LIVE: Diblo Dibala @ Music Haven, 7/8/12
Review and photographs by Stanley Johnson
Additional photographs by Rudy Lu
“Travel the world with us, one concert at a time.” That’s the motto of the Music Haven Concert Series and the mission of Artistic Director Mona Golub.
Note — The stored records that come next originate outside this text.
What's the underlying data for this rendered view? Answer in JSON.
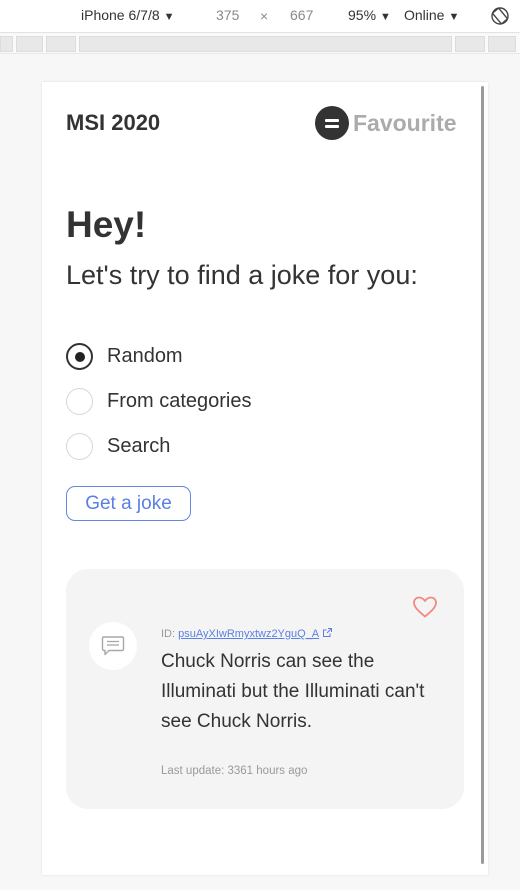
{
  "devtools": {
    "device": "iPhone 6/7/8",
    "width": "375",
    "times": "×",
    "height": "667",
    "zoom": "95%",
    "network": "Online",
    "caret": "▼"
  },
  "header": {
    "title": "MSI 2020",
    "favourite_label": "Favourite"
  },
  "hero": {
    "heading": "Hey!",
    "subtitle": "Let's try to find a joke for you:"
  },
  "options": [
    {
      "label": "Random",
      "checked": true
    },
    {
      "label": "From categories",
      "checked": false
    },
    {
      "label": "Search",
      "checked": false
    }
  ],
  "get_joke_label": "Get a joke",
  "joke": {
    "id_prefix": "ID:",
    "id": "psuAyXIwRmyxtwz2YguQ_A",
    "text": "Chuck Norris can see the Illuminati but the Illuminati can't see Chuck Norris.",
    "last_update": "Last update: 3361 hours ago"
  },
  "colors": {
    "accent": "#5b80e3",
    "heart": "#f08a80",
    "card_bg": "#f4f4f4",
    "text": "#333333",
    "muted": "#ababab"
  }
}
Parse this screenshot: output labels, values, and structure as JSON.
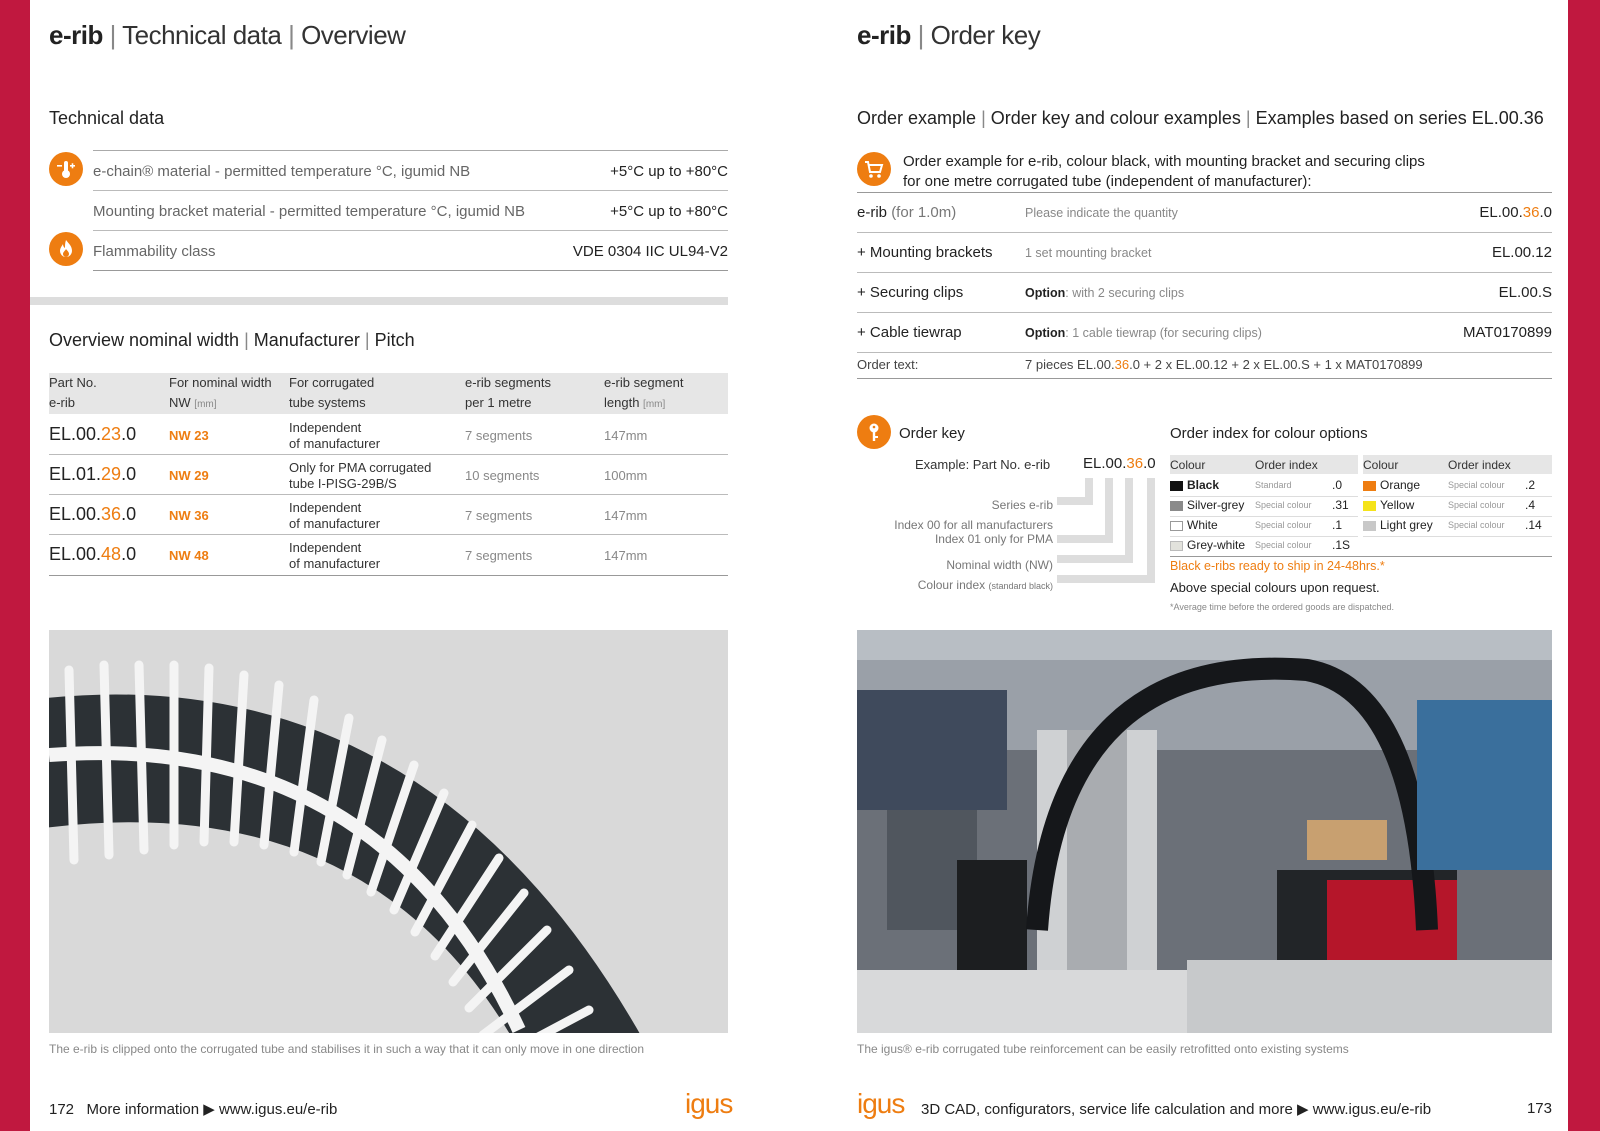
{
  "left": {
    "title_bold": "e-rib",
    "title_rest": "Technical data",
    "title_rest2": "Overview",
    "techdata": {
      "heading": "Technical data",
      "rows": [
        {
          "label": "e-chain® material - permitted temperature °C, igumid NB",
          "value": "+5°C up to +80°C"
        },
        {
          "label": "Mounting bracket material - permitted temperature °C, igumid NB",
          "value": "+5°C up to +80°C"
        },
        {
          "label": "Flammability class",
          "value": "VDE 0304 IIC UL94-V2"
        }
      ]
    },
    "overview": {
      "heading_a": "Overview nominal width",
      "heading_b": "Manufacturer",
      "heading_c": "Pitch",
      "headers": [
        {
          "l1": "Part No.",
          "l2": "e-rib",
          "unit": ""
        },
        {
          "l1": "For nominal width",
          "l2": "NW",
          "unit": "[mm]"
        },
        {
          "l1": "For corrugated",
          "l2": "tube systems",
          "unit": ""
        },
        {
          "l1": "e-rib segments",
          "l2": "per 1 metre",
          "unit": ""
        },
        {
          "l1": "e-rib segment",
          "l2": "length",
          "unit": "[mm]"
        }
      ],
      "rows": [
        {
          "p1": "EL.00.",
          "p2": "23",
          "p3": ".0",
          "nw": "NW 23",
          "tube1": "Independent",
          "tube2": "of manufacturer",
          "segments": "7 segments",
          "length": "147mm"
        },
        {
          "p1": "EL.01.",
          "p2": "29",
          "p3": ".0",
          "nw": "NW 29",
          "tube1": "Only for PMA corrugated",
          "tube2": "tube I-PISG-29B/S",
          "segments": "10 segments",
          "length": "100mm"
        },
        {
          "p1": "EL.00.",
          "p2": "36",
          "p3": ".0",
          "nw": "NW 36",
          "tube1": "Independent",
          "tube2": "of manufacturer",
          "segments": "7 segments",
          "length": "147mm"
        },
        {
          "p1": "EL.00.",
          "p2": "48",
          "p3": ".0",
          "nw": "NW 48",
          "tube1": "Independent",
          "tube2": "of manufacturer",
          "segments": "7 segments",
          "length": "147mm"
        }
      ]
    },
    "caption": "The e-rib is clipped onto the corrugated tube and stabilises it in such a way that it can only move in one direction",
    "footer": {
      "page": "172",
      "text": "More information ▶ www.igus.eu/e-rib",
      "logo": "igus"
    }
  },
  "right": {
    "title_bold": "e-rib",
    "title_rest": "Order key",
    "order_example": {
      "heading_a": "Order example",
      "heading_b": "Order key and colour examples",
      "heading_c": "Examples based on series EL.00.36",
      "intro1": "Order example for e-rib, colour black, with mounting bracket and securing clips",
      "intro2": "for one metre corrugated tube (independent of manufacturer):",
      "rows": [
        {
          "left": "e-rib",
          "left_note": "(for 1.0m)",
          "mid_bold": "",
          "mid": "Please indicate the quantity",
          "r1": "EL.00.",
          "r2": "36",
          "r3": ".0"
        },
        {
          "left": "+ Mounting brackets",
          "left_note": "",
          "mid_bold": "",
          "mid": "1 set mounting bracket",
          "r1": "EL.00.12",
          "r2": "",
          "r3": ""
        },
        {
          "left": "+ Securing clips",
          "left_note": "",
          "mid_bold": "Option",
          "mid": ": with 2 securing clips",
          "r1": "EL.00.S",
          "r2": "",
          "r3": ""
        },
        {
          "left": "+ Cable tiewrap",
          "left_note": "",
          "mid_bold": "Option",
          "mid": ": 1 cable tiewrap (for securing clips)",
          "r1": "MAT0170899",
          "r2": "",
          "r3": ""
        }
      ],
      "order_text_label": "Order text:",
      "order_text_a": "7 pieces EL.00.",
      "order_text_b": "36",
      "order_text_c": ".0 + 2 x EL.00.12 + 2 x EL.00.S + 1 x MAT0170899"
    },
    "order_key": {
      "heading": "Order key",
      "example_label": "Example: Part No. e-rib",
      "ex1": "EL.00.",
      "ex2": "36",
      "ex3": ".0",
      "labels": [
        {
          "text": "Series e-rib",
          "small": ""
        },
        {
          "text": "Index 00 for all manufacturers",
          "small": ""
        },
        {
          "text": "Index 01 only for PMA",
          "small": ""
        },
        {
          "text": "Nominal width (NW)",
          "small": ""
        },
        {
          "text": "Colour index",
          "small": "(standard black)"
        }
      ]
    },
    "colours": {
      "heading": "Order index for colour options",
      "h_colour": "Colour",
      "h_index": "Order index",
      "left": [
        {
          "name": "Black",
          "type": "Standard",
          "idx": ".0",
          "color": "#111111"
        },
        {
          "name": "Silver-grey",
          "type": "Special colour",
          "idx": ".31",
          "color": "#8a8a8a"
        },
        {
          "name": "White",
          "type": "Special colour",
          "idx": ".1",
          "color": "#ffffff"
        },
        {
          "name": "Grey-white",
          "type": "Special colour",
          "idx": ".1S",
          "color": "#e2e2dc"
        }
      ],
      "right": [
        {
          "name": "Orange",
          "type": "Special colour",
          "idx": ".2",
          "color": "#ee7d11"
        },
        {
          "name": "Yellow",
          "type": "Special colour",
          "idx": ".4",
          "color": "#f5e31a"
        },
        {
          "name": "Light grey",
          "type": "Special colour",
          "idx": ".14",
          "color": "#c8c8c8"
        }
      ],
      "ship": "Black e-ribs ready to ship in 24-48hrs.*",
      "special": "Above special colours upon request.",
      "footnote": "*Average time before the ordered goods are dispatched."
    },
    "caption": "The igus® e-rib corrugated tube reinforcement can be easily retrofitted onto existing systems",
    "footer": {
      "page": "173",
      "text": "3D CAD, configurators, service life calculation and more ▶ www.igus.eu/e-rib",
      "logo": "igus"
    }
  }
}
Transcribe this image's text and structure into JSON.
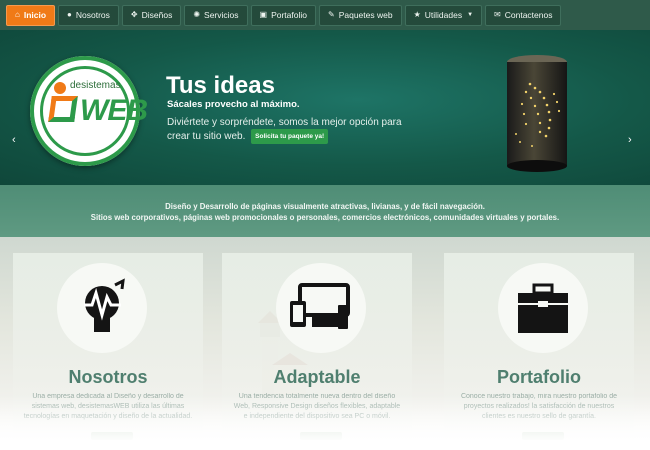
{
  "nav": {
    "items": [
      {
        "label": "Inicio",
        "icon": "home-icon",
        "active": true
      },
      {
        "label": "Nosotros",
        "icon": "globe-icon"
      },
      {
        "label": "Diseños",
        "icon": "move-icon"
      },
      {
        "label": "Servicios",
        "icon": "gear-icon"
      },
      {
        "label": "Portafolio",
        "icon": "briefcase-icon"
      },
      {
        "label": "Paquetes web",
        "icon": "edit-icon"
      },
      {
        "label": "Utilidades",
        "icon": "star-icon",
        "dropdown": true
      },
      {
        "label": "Contactenos",
        "icon": "envelope-icon"
      }
    ]
  },
  "logo": {
    "small": "desistemas",
    "big": "WEB"
  },
  "hero": {
    "title": "Tus ideas",
    "subtitle": "Sácales provecho al máximo.",
    "body": "Diviértete y sorpréndete, somos la mejor opción para crear tu sitio web.",
    "button": "Solicita tu paquete ya!"
  },
  "band": {
    "line1": "Diseño y Desarrollo de páginas visualmente atractivas, livianas, y de fácil navegación.",
    "line2": "Sitios web corporativos, páginas web promocionales o personales, comercios electrónicos, comunidades virtuales y portales."
  },
  "cards": [
    {
      "title": "Nosotros",
      "icon": "lightbulb-icon",
      "text": "Una empresa dedicada al Diseño y desarrollo de sistemas web, desistemasWEB utiliza las últimas tecnologías en maquetación y diseño de la actualidad."
    },
    {
      "title": "Adaptable",
      "icon": "devices-icon",
      "text": "Una tendencia totalmente nueva dentro del diseño Web, Responsive Design diseños flexibles, adaptable e independiente del dispositivo sea PC o móvil."
    },
    {
      "title": "Portafolio",
      "icon": "briefcase-icon",
      "text": "Conoce nuestro trabajo, mira nuestro portafolio de proyectos realizados! la satisfacción de nuestros clientes es nuestro sello de garantía."
    }
  ],
  "colors": {
    "accent": "#f07a17",
    "brand_green": "#2d9a4a",
    "nav": "#2f5a4a"
  }
}
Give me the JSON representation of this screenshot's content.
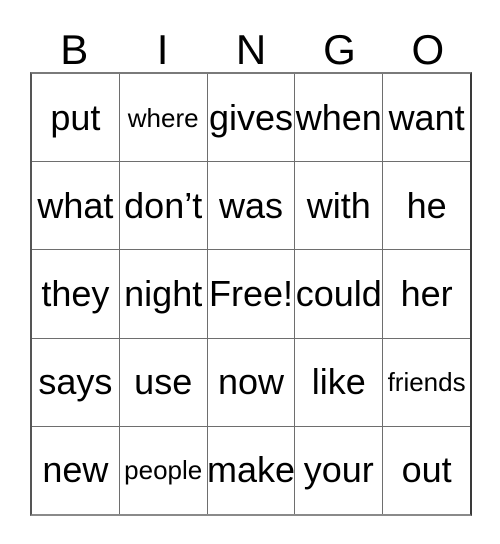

At the inaugural concert of the season in the Agnes Macdonald Music Haven in Schenectady’s Central Park, Golub remembered her first show in the park more than 20 years before, back when she ran Second Wind Productions.
“The concerts were over there on the side of the amphitheater on an old wooden stage,” she said, noting that she was particularly excited to have brought soukous musician Kanda Bongo Man to play in 1991. I remembered the show: in the wake of Paul Simon’s “Graceland” album and tour, soukous – meaning “shake” – was one of several styles of African music which were suddenly all the rage, and it was something of a coupe to have the real thing in Schenectady.
Kanda Bongo Man, who is currently touring this year in Europe, had an exciting band of dancers and musicians who played the hypnotic dance music that was anchored to the drums in a repetitive rhythm that was also very intricate in the feather-light, winding guitar lines of Diblo Dibala. Once you allowed yourself the freedom to dance and found the rhythm, it was almost impossible to stop dancing.
Golub brought Dibala with his own band, Loketo, in 2003 for another great dance show, and I was really happy to see the guitarist from Congo returning once again last Sunday evening, this time with his newest band Matchatcha.
As in previous shows, the audience took a little while to warm to the idea that this was a dancing show, not a sitting and listening show. Listening not very closely, you might think the music was, like reggae or the blues can be to the casual listener, the same thing over and over.
But, once up, dancing to it requires you to realize that there is a whole lot going on in the spaces between and among the sounds of the guitar, bass and drums. The drums are the key and signal a gradual wind-up of intensity until the sound is swinging the dancers like crazy. It’s no wonder that this music has proved popular with many jam bands: “infectious” doesn’t begin to describe it.
The sidelines in the amphitheater filled with dancers, who eventually moved in front of the stage. And by the end of the show, the dancers were all over the stage itself.
The Music Haven Concert Series’ journey around the world continues at 7pm on Sunday (July 15) with the band Matuto, which fuses together the unlikely but intoxicating sound of bluegrass and Brazilian music. The Bernstein Bard Quartet will open the show. Admission is free.
Excerpt from Michael Hochanadel’s review at The Daily Gazette: “Dibala has said he was inspired by the great Congolese bandleader Franco (in whose jazz orchestra Dibala apprenticed in his teens), the 1950s Cuban rumba style and jazz guitarist George Benson. All this added up to a thrilling Afro-pop party, spiced with the sweet sting of trebly high-speed guitar. An in-demand sideman before forming his own bands — he played Music Haven in 1992 with Kanda Bongo Man — Dibala brought a sparse but strong band to Music Haven. Second guitarist Richard often echoed Dibala or dropped terse chord fills in behind the melody, while drummer Oscar and bassist Guma Lakito welded big beats, mostly in four. Dibala also brought two spirited dancer-singers, women whose names I didn’t catch, to lead by example. A sensational guitarist who used a good deal more distortion and sustain than Benson but a similar graceful swing, Dibala also proved a persuasive, unflashy singer. He alternated zippy Soukous (‘shake it’) dance numbers with slower rumbas and zouk numbers, but the slow songs weren’t actually needed for breath-catching as dancers offstage were slow to catch the fire onstage.”